Transcutaneous Electrical Nerve Stimulation (TENS) is a drug free and non-invasive form of pain relief commonly used during labour.
TENS works by sending electrical impulses through the skin to the nerves, which is thought to reduce the brain’s perception of pain by altering the warning signals received from the uterus, cervix and vagina.
It is also thought to stimulate the production of endorphins – the natural pain relievers in the body.
The tingling sensation created by the nerves in response to the electrical impulses can be intensified with the use of a ‘boost’ button during contractions providing a welcome distraction and sense of control throughout labour.
Electrode placement for TENS pain relief use in labour
There are many benefits of using TENS as pain relief during labour:
- It is drug free, does not cause drowsiness and can be used with other pain relief options (except where an epidural is required).
- It is easy to use once you have had an education session to familiarise yourself with the device.
- It is lightweight and portable allowing you to remain upright and moving around freely during labour.
- You can control the intensity of the distracting electrical impulses during contractions.
- TENS cannot be used in water and must be removed before entering the bath or shower during labour.
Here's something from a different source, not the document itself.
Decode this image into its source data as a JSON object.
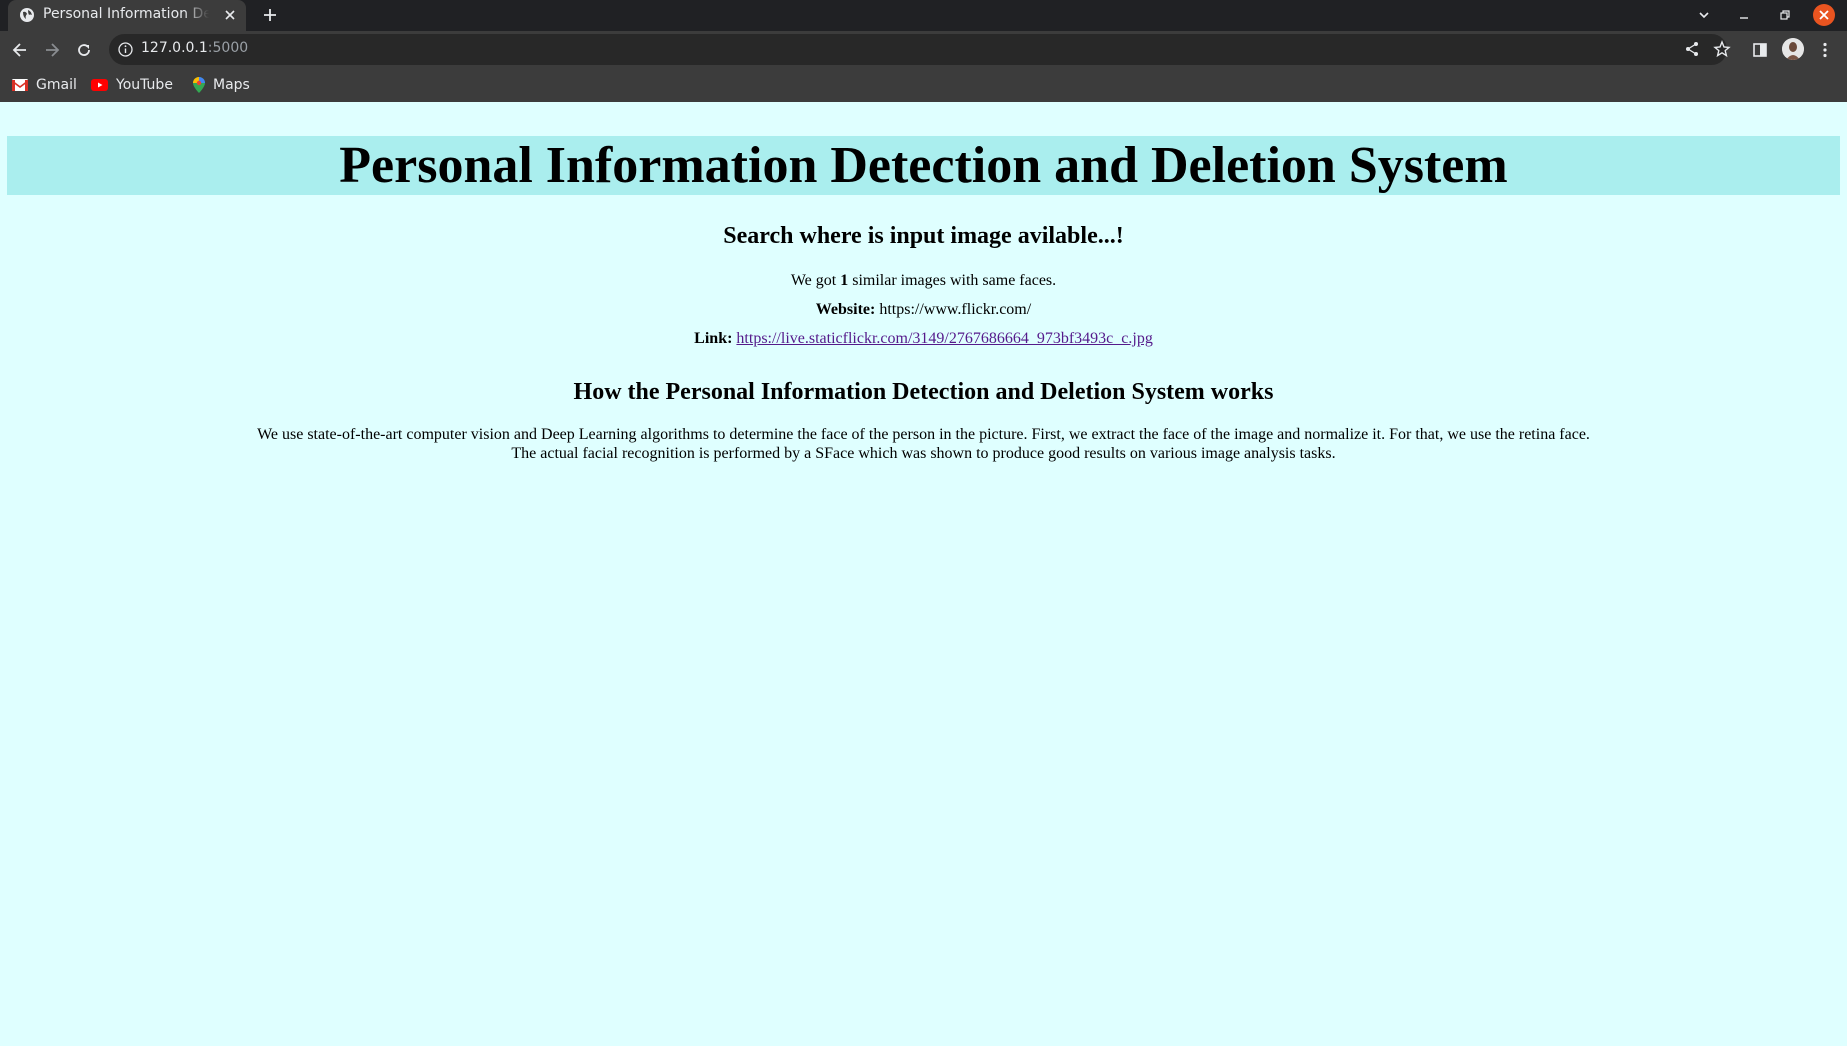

- You should not use TENS if you have a cardiac pacemaker or other active implanted device
- You should not use TEN if you have metal in the vicinity of the pelvis, history of previous pelvic tumours and some forms of epilepsy.
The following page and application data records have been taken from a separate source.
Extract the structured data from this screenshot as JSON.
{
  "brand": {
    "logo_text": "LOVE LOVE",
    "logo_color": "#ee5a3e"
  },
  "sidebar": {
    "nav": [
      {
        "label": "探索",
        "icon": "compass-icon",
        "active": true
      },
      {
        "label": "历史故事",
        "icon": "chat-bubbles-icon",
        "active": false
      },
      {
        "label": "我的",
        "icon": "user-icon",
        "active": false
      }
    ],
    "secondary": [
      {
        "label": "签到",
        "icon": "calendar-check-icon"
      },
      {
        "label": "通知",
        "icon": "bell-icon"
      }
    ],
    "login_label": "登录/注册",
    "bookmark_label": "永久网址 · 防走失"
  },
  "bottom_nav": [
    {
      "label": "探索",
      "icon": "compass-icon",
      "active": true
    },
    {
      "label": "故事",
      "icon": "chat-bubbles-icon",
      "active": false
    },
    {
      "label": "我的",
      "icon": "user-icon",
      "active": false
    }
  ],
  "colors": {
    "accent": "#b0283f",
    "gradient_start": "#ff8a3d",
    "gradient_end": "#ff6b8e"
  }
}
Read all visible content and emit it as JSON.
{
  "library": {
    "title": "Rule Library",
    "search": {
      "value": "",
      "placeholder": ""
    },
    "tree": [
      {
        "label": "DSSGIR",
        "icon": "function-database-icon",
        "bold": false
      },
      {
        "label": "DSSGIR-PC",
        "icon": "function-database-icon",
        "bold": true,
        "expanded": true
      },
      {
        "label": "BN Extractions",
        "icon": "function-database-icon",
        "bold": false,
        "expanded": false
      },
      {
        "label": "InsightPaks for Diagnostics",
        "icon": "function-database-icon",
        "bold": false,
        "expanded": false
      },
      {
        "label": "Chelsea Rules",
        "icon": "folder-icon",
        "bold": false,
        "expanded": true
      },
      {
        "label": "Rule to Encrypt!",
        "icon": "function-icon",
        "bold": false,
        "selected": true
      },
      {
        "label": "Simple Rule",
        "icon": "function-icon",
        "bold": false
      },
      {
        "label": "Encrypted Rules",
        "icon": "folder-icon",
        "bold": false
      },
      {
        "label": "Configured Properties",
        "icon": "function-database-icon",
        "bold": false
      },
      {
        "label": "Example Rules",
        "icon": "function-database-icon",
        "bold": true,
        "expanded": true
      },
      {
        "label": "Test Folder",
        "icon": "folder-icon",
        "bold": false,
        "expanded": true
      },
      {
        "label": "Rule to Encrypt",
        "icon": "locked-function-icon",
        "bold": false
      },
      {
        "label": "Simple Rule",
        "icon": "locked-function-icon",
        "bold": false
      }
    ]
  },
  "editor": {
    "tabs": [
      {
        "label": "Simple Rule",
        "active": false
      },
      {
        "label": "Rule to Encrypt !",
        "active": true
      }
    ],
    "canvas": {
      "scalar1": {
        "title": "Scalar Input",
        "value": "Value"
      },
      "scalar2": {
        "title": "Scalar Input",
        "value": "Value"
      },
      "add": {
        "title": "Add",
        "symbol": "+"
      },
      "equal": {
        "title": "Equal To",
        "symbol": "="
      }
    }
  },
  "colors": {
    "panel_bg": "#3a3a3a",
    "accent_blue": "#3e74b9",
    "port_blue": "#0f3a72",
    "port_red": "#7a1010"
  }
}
A Physiotherapist can provide education on how to use a TENS machine effectively during labour, helping you to feel confident with the placement of the electrodes, the proper use of the machine, and safely familiarising yourself with the sensations to expect beforehand.
myPhysioSA for her has TENS machines specifically designed for obstetric use available to hire following the completion of your education session.
To book an appointment TENS education and hire, feel free to call myPhysioSA and see a Women’s Health Physiotherapist.
Kate Goode, myPhysioSA for Her, Clinical Director and Womens Health Physiotherapist